Copy every line from the data below in which the string "shipment" can be found.

---- Dataset excerpts

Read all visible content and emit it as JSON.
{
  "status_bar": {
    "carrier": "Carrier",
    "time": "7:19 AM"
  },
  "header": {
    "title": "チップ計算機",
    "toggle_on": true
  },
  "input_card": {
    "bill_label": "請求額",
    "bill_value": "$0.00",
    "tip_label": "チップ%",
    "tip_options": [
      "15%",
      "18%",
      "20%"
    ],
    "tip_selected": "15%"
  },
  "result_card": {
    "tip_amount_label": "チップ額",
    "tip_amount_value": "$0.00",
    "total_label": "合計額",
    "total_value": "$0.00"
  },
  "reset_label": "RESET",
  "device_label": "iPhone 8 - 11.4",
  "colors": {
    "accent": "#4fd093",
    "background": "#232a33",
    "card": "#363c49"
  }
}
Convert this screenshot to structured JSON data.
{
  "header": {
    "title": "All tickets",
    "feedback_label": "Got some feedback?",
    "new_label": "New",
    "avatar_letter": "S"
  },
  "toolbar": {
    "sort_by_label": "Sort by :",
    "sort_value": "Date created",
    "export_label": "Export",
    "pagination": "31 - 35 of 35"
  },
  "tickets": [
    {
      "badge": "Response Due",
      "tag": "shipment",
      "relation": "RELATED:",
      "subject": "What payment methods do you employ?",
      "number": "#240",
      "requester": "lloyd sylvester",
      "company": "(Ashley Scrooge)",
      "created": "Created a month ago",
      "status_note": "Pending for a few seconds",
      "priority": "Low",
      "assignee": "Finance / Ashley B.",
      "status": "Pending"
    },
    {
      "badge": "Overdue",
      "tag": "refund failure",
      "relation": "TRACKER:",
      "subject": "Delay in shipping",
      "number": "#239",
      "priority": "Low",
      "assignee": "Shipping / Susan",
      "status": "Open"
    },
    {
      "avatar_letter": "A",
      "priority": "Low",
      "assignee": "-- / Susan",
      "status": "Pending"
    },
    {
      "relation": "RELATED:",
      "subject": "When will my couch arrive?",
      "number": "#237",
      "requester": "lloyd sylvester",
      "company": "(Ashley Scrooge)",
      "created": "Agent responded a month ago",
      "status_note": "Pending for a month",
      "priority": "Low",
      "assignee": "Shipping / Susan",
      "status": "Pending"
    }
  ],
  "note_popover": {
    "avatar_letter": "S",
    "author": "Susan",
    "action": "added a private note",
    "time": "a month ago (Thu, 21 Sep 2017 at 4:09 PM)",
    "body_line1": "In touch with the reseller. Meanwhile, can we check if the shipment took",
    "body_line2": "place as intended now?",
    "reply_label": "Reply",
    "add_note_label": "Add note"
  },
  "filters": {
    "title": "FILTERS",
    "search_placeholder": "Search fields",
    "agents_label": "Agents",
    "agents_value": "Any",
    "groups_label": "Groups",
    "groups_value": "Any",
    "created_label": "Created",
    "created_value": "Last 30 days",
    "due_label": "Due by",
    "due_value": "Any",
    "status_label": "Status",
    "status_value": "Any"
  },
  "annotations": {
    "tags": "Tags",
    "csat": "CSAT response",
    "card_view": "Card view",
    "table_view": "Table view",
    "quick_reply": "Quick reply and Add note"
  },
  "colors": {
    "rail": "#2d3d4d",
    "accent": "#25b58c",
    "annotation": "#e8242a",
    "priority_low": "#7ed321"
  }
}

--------

Answer for this exercise =>
      "tag": "shipment",
    "body_line1": "In touch with the reseller. Meanwhile, can we check if the shipment took",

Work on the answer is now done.